**Available data:**
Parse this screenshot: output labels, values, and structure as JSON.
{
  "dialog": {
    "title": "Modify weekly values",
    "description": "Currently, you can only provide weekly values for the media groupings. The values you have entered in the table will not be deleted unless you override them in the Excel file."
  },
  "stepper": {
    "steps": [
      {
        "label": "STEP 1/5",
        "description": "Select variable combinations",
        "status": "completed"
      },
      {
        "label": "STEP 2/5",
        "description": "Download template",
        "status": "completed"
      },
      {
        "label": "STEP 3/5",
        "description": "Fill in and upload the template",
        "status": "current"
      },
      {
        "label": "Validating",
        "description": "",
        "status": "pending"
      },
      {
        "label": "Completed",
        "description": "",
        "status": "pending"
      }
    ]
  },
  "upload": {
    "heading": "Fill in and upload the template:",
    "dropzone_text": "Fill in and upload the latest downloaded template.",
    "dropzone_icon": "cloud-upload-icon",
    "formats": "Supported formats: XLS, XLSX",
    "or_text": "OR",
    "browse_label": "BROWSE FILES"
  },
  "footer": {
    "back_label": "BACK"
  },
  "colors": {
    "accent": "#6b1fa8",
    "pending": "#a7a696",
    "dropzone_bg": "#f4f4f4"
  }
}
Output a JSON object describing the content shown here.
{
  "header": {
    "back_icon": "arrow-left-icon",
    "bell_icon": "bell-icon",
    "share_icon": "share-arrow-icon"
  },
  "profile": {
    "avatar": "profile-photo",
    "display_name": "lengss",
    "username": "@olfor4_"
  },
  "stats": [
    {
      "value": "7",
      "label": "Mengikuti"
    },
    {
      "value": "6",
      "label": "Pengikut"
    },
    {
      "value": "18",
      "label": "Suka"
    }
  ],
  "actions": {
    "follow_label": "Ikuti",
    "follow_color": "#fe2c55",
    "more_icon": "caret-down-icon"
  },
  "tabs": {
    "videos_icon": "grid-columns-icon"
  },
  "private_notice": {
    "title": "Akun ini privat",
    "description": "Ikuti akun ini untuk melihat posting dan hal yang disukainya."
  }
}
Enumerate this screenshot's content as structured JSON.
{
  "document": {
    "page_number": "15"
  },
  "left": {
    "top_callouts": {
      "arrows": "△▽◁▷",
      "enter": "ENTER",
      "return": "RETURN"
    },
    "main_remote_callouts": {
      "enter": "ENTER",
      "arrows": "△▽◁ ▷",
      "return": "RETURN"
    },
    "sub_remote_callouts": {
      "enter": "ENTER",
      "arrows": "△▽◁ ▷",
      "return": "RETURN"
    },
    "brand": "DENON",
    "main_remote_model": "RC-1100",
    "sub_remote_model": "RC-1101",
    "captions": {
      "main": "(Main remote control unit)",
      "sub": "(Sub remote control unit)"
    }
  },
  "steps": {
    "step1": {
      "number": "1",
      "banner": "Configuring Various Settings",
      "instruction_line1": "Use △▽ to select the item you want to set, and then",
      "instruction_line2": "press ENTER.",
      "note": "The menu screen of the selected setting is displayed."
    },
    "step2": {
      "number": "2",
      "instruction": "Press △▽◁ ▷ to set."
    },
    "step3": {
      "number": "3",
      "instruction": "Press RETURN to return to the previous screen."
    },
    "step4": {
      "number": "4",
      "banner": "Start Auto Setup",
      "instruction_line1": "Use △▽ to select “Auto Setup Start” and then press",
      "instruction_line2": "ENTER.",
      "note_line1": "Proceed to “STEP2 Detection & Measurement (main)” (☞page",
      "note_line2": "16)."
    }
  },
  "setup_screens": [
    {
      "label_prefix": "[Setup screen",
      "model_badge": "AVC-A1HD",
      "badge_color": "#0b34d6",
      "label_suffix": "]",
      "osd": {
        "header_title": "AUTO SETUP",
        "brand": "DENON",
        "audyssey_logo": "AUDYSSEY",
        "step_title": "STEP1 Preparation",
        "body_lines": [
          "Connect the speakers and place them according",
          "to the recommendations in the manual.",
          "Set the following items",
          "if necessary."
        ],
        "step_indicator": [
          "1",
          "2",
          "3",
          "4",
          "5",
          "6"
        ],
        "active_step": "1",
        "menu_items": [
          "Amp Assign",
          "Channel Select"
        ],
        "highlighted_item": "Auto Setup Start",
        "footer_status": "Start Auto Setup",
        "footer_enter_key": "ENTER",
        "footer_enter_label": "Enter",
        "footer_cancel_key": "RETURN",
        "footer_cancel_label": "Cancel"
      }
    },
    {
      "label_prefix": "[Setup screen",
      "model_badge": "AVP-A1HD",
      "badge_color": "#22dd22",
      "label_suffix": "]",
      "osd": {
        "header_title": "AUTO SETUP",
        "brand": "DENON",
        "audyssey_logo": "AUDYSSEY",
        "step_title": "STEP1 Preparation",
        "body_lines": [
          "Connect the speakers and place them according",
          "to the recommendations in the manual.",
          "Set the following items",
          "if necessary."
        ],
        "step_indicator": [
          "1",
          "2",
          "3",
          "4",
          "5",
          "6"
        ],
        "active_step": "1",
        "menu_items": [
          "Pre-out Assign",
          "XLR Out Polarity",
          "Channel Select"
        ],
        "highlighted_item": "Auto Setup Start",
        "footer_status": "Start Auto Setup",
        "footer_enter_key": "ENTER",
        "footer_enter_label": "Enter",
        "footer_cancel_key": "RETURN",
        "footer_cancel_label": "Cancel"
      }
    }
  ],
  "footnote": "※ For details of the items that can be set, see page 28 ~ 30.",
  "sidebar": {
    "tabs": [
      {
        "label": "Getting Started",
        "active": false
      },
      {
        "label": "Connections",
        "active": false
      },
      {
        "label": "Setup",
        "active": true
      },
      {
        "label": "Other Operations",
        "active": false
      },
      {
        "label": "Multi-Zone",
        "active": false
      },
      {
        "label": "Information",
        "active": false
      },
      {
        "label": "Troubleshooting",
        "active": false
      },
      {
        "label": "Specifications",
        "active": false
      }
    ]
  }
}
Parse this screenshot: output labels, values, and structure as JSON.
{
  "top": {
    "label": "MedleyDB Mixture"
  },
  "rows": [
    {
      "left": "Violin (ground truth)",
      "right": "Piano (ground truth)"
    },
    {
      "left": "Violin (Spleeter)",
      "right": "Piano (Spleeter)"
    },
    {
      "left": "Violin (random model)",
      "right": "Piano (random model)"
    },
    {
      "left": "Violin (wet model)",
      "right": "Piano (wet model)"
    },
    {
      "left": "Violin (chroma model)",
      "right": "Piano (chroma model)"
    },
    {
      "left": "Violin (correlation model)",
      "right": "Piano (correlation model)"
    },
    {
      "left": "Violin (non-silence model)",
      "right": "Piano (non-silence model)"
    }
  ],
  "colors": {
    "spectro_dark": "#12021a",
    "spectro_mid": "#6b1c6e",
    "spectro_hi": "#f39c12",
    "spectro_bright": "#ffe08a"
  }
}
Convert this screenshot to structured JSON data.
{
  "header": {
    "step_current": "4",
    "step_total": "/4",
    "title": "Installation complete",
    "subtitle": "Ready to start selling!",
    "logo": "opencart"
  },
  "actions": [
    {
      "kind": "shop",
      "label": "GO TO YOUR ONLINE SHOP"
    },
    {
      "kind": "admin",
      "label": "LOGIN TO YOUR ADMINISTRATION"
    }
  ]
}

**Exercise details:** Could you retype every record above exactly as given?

**Response area:**
Parse this screenshot: output labels, values, and structure as JSON.
{
  "dialog": {
    "title": "Modify weekly values",
    "description": "Currently, you can only provide weekly values for the media groupings. The values you have entered in the table will not be deleted unless you override them in the Excel file."
  },
  "stepper": {
    "steps": [
      {
        "label": "STEP 1/5",
        "description": "Select variable combinations",
        "status": "completed"
      },
      {
        "label": "STEP 2/5",
        "description": "Download template",
        "status": "completed"
      },
      {
        "label": "STEP 3/5",
        "description": "Fill in and upload the template",
        "status": "current"
      },
      {
        "label": "Validating",
        "description": "",
        "status": "pending"
      },
      {
        "label": "Completed",
        "description": "",
        "status": "pending"
      }
    ]
  },
  "upload": {
    "heading": "Fill in and upload the template:",
    "dropzone_text": "Fill in and upload the latest downloaded template.",
    "dropzone_icon": "cloud-upload-icon",
    "formats": "Supported formats: XLS, XLSX",
    "or_text": "OR",
    "browse_label": "BROWSE FILES"
  },
  "footer": {
    "back_label": "BACK"
  },
  "colors": {
    "accent": "#6b1fa8",
    "pending": "#a7a696",
    "dropzone_bg": "#f4f4f4"
  }
}
Output a JSON object describing the content shown here.
{
  "header": {
    "back_icon": "arrow-left-icon",
    "bell_icon": "bell-icon",
    "share_icon": "share-arrow-icon"
  },
  "profile": {
    "avatar": "profile-photo",
    "display_name": "lengss",
    "username": "@olfor4_"
  },
  "stats": [
    {
      "value": "7",
      "label": "Mengikuti"
    },
    {
      "value": "6",
      "label": "Pengikut"
    },
    {
      "value": "18",
      "label": "Suka"
    }
  ],
  "actions": {
    "follow_label": "Ikuti",
    "follow_color": "#fe2c55",
    "more_icon": "caret-down-icon"
  },
  "tabs": {
    "videos_icon": "grid-columns-icon"
  },
  "private_notice": {
    "title": "Akun ini privat",
    "description": "Ikuti akun ini untuk melihat posting dan hal yang disukainya."
  }
}
Enumerate this screenshot's content as structured JSON.
{
  "document": {
    "page_number": "15"
  },
  "left": {
    "top_callouts": {
      "arrows": "△▽◁▷",
      "enter": "ENTER",
      "return": "RETURN"
    },
    "main_remote_callouts": {
      "enter": "ENTER",
      "arrows": "△▽◁ ▷",
      "return": "RETURN"
    },
    "sub_remote_callouts": {
      "enter": "ENTER",
      "arrows": "△▽◁ ▷",
      "return": "RETURN"
    },
    "brand": "DENON",
    "main_remote_model": "RC-1100",
    "sub_remote_model": "RC-1101",
    "captions": {
      "main": "(Main remote control unit)",
      "sub": "(Sub remote control unit)"
    }
  },
  "steps": {
    "step1": {
      "number": "1",
      "banner": "Configuring Various Settings",
      "instruction_line1": "Use △▽ to select the item you want to set, and then",
      "instruction_line2": "press ENTER.",
      "note": "The menu screen of the selected setting is displayed."
    },
    "step2": {
      "number": "2",
      "instruction": "Press △▽◁ ▷ to set."
    },
    "step3": {
      "number": "3",
      "instruction": "Press RETURN to return to the previous screen."
    },
    "step4": {
      "number": "4",
      "banner": "Start Auto Setup",
      "instruction_line1": "Use △▽ to select “Auto Setup Start” and then press",
      "instruction_line2": "ENTER.",
      "note_line1": "Proceed to “STEP2 Detection & Measurement (main)” (☞page",
      "note_line2": "16)."
    }
  },
  "setup_screens": [
    {
      "label_prefix": "[Setup screen",
      "model_badge": "AVC-A1HD",
      "badge_color": "#0b34d6",
      "label_suffix": "]",
      "osd": {
        "header_title": "AUTO SETUP",
        "brand": "DENON",
        "audyssey_logo": "AUDYSSEY",
        "step_title": "STEP1 Preparation",
        "body_lines": [
          "Connect the speakers and place them according",
          "to the recommendations in the manual.",
          "Set the following items",
          "if necessary."
        ],
        "step_indicator": [
          "1",
          "2",
          "3",
          "4",
          "5",
          "6"
        ],
        "active_step": "1",
        "menu_items": [
          "Amp Assign",
          "Channel Select"
        ],
        "highlighted_item": "Auto Setup Start",
        "footer_status": "Start Auto Setup",
        "footer_enter_key": "ENTER",
        "footer_enter_label": "Enter",
        "footer_cancel_key": "RETURN",
        "footer_cancel_label": "Cancel"
      }
    },
    {
      "label_prefix": "[Setup screen",
      "model_badge": "AVP-A1HD",
      "badge_color": "#22dd22",
      "label_suffix": "]",
      "osd": {
        "header_title": "AUTO SETUP",
        "brand": "DENON",
        "audyssey_logo": "AUDYSSEY",
        "step_title": "STEP1 Preparation",
        "body_lines": [
          "Connect the speakers and place them according",
          "to the recommendations in the manual.",
          "Set the following items",
          "if necessary."
        ],
        "step_indicator": [
          "1",
          "2",
          "3",
          "4",
          "5",
          "6"
        ],
        "active_step": "1",
        "menu_items": [
          "Pre-out Assign",
          "XLR Out Polarity",
          "Channel Select"
        ],
        "highlighted_item": "Auto Setup Start",
        "footer_status": "Start Auto Setup",
        "footer_enter_key": "ENTER",
        "footer_enter_label": "Enter",
        "footer_cancel_key": "RETURN",
        "footer_cancel_label": "Cancel"
      }
    }
  ],
  "footnote": "※ For details of the items that can be set, see page 28 ~ 30.",
  "sidebar": {
    "tabs": [
      {
        "label": "Getting Started",
        "active": false
      },
      {
        "label": "Connections",
        "active": false
      },
      {
        "label": "Setup",
        "active": true
      },
      {
        "label": "Other Operations",
        "active": false
      },
      {
        "label": "Multi-Zone",
        "active": false
      },
      {
        "label": "Information",
        "active": false
      },
      {
        "label": "Troubleshooting",
        "active": false
      },
      {
        "label": "Specifications",
        "active": false
      }
    ]
  }
}
Parse this screenshot: output labels, values, and structure as JSON.
{
  "top": {
    "label": "MedleyDB Mixture"
  },
  "rows": [
    {
      "left": "Violin (ground truth)",
      "right": "Piano (ground truth)"
    },
    {
      "left": "Violin (Spleeter)",
      "right": "Piano (Spleeter)"
    },
    {
      "left": "Violin (random model)",
      "right": "Piano (random model)"
    },
    {
      "left": "Violin (wet model)",
      "right": "Piano (wet model)"
    },
    {
      "left": "Violin (chroma model)",
      "right": "Piano (chroma model)"
    },
    {
      "left": "Violin (correlation model)",
      "right": "Piano (correlation model)"
    },
    {
      "left": "Violin (non-silence model)",
      "right": "Piano (non-silence model)"
    }
  ],
  "colors": {
    "spectro_dark": "#12021a",
    "spectro_mid": "#6b1c6e",
    "spectro_hi": "#f39c12",
    "spectro_bright": "#ffe08a"
  }
}
Convert this screenshot to structured JSON data.
{
  "header": {
    "step_current": "4",
    "step_total": "/4",
    "title": "Installation complete",
    "subtitle": "Ready to start selling!",
    "logo": "opencart"
  },
  "actions": [
    {
      "kind": "shop",
      "label": "GO TO YOUR ONLINE SHOP"
    },
    {
      "kind": "admin",
      "label": "LOGIN TO YOUR ADMINISTRATION"
    }
  ]
}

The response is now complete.